Translocate reptiles away from threats: Tuatara
Overall effectiveness category Awaiting assessment
Number of studies: 1
Background information and definitions
Translocations are sometimes carried out to remove individuals from specific threats within their range, for example away from development areas (‘mitigation translocation’). Mitigation translocations may be carried out as a preventative measure to protect individuals but have been criticized for prioritising the process of removing individuals above establishing viable populations of translocated individuals in the destination location (Sullivan et al. 2014). A number of issues should be carefully considered before carrying out such translocations, including whether the proposed release site contains suitable habitat; whether the release of additional animals at an occupied site could negatively impact on the resident population; and whether a translocation alone can mitigate the impact of losing suitable habitat due to a development or other threat.
Due to the number of studies found, this action has been split by species group, though no studies were found for amphisbaenians. See here for: Sea turtles; Tortoises, terrapins, side-necked & softshell turtles; Snakes & lizards or Crocodilians.
For studies where individuals are relocated for short periods to mitigate risks posed by temporary threats (e.g. habitat management) see Temporarily move reptiles away from short-term threats.
Sullivan B.K., Nowak E.M. & Kwiatkowski M.A. (2014) Problems with mitigation translocation of herpetofauna. Conservation Biology, 29, 12–18
Supporting evidence from individual studies

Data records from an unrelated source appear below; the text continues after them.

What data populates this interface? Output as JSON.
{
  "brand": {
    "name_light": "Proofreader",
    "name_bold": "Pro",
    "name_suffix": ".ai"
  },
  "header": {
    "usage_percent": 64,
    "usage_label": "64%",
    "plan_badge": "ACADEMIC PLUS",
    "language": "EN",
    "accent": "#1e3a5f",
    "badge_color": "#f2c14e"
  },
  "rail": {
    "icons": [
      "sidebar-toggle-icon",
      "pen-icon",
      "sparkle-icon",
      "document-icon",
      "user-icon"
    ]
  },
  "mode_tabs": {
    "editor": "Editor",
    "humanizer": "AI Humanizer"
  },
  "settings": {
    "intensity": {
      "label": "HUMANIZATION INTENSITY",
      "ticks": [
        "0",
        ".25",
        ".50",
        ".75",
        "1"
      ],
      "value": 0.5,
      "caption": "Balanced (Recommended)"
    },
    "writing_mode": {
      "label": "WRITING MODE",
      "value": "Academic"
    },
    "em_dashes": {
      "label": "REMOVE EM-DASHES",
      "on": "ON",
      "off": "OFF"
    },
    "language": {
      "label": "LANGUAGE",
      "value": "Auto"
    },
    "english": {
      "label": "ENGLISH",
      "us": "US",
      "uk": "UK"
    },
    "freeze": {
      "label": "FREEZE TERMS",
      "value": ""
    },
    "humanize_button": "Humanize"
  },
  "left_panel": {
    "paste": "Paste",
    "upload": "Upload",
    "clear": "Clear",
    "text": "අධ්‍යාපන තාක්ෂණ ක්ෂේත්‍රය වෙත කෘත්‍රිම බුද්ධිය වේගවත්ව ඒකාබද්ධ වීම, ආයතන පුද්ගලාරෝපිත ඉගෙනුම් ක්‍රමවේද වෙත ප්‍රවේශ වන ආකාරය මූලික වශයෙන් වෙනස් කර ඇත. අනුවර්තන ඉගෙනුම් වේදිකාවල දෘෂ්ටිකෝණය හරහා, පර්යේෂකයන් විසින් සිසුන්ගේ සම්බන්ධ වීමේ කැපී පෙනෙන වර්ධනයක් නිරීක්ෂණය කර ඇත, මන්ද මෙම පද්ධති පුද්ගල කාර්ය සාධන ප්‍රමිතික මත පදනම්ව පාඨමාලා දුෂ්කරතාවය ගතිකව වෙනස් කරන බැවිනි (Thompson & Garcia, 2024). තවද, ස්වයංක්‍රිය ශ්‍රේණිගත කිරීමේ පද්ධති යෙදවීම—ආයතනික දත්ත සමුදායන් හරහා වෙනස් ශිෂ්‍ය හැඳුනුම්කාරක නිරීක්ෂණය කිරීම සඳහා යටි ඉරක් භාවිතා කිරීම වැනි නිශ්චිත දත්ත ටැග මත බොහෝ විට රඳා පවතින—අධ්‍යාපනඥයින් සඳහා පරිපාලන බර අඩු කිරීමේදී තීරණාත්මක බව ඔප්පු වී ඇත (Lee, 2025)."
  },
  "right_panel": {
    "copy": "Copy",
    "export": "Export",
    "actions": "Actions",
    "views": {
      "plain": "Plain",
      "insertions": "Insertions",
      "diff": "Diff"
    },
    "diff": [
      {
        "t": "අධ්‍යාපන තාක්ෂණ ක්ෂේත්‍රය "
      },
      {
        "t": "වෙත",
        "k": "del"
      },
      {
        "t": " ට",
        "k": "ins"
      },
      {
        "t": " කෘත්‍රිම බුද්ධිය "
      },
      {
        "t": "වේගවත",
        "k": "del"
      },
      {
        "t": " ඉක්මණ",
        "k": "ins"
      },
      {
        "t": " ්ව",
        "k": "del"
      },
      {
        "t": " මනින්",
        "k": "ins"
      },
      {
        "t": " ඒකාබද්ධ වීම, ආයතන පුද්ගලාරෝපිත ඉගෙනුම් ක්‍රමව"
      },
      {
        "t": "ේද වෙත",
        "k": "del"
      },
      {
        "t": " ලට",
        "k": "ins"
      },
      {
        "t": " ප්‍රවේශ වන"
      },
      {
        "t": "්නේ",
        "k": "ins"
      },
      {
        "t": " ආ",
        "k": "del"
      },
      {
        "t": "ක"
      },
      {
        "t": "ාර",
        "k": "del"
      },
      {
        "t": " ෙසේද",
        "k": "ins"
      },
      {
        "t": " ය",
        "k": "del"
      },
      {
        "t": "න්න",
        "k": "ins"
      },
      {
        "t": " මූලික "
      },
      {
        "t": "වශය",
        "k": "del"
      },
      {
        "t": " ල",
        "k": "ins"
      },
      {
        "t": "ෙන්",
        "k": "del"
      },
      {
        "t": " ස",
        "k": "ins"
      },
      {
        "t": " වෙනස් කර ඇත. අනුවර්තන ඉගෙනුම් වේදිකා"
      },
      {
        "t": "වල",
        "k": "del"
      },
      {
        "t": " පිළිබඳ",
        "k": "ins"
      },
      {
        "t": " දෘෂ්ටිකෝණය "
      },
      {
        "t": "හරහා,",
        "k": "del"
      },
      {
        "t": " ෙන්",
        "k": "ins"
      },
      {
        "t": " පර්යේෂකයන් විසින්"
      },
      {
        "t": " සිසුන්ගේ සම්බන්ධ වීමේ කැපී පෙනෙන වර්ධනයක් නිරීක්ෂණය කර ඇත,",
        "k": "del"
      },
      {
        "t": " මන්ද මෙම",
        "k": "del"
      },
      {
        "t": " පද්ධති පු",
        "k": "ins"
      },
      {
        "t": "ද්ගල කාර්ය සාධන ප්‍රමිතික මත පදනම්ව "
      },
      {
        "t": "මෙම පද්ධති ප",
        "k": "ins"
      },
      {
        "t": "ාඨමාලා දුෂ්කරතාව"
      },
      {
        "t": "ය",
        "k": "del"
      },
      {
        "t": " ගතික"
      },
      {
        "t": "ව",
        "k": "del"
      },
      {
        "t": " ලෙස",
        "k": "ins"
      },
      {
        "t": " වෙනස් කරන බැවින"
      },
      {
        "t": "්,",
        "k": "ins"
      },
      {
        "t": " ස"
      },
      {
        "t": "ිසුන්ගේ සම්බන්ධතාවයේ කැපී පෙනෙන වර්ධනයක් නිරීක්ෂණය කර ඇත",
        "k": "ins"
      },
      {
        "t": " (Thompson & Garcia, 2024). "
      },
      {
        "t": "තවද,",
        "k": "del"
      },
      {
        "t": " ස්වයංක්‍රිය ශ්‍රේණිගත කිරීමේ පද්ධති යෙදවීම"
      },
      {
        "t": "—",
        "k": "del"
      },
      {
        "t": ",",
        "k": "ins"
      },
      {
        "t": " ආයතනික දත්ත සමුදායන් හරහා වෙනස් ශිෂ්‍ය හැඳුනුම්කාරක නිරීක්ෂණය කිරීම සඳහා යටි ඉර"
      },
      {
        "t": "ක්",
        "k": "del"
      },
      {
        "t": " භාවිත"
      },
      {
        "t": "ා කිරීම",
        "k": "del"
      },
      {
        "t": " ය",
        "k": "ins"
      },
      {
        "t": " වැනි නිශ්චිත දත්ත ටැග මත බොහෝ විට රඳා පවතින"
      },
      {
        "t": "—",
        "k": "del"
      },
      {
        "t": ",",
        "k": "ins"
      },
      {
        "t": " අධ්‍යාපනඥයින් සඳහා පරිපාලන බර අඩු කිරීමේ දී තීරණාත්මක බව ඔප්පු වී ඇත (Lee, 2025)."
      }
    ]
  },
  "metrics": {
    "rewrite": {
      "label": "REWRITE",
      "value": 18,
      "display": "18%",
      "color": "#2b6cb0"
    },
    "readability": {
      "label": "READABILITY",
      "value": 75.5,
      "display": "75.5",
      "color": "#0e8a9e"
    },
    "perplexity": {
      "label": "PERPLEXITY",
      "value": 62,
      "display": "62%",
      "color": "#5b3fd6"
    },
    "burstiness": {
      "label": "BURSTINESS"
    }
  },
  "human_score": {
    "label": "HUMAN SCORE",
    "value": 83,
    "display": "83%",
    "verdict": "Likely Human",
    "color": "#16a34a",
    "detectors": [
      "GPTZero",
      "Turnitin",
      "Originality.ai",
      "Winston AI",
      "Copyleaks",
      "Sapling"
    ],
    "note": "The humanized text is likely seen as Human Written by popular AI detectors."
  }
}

A review of worldwide reptile translocation projects during 1991–2006 (Germano & Bishop 2009) found that translocations of reptiles away from threats and translocations of ‘problem’ reptiles (mitigation translocations) failed more often than those carried out for conservation or research purposes. Translocations to mitigate impacts of building and development and ‘problem’ reptiles were combined. Mitigation translocations failed more often (63% of 8 projects) than those for conservation purposes (15% of 38) and those for research purposes (50% of 5). Success was independent of the life-stage translocated, number of animals released and geographic region. Mitigation translocations included building and development mitigation as well as those used to deal with ‘problem’ animals. Success was defined as evidence of substantial recruitment to the adult population during monitoring over a period at least as long as it takes the species to reach maturity.Study and other actions tested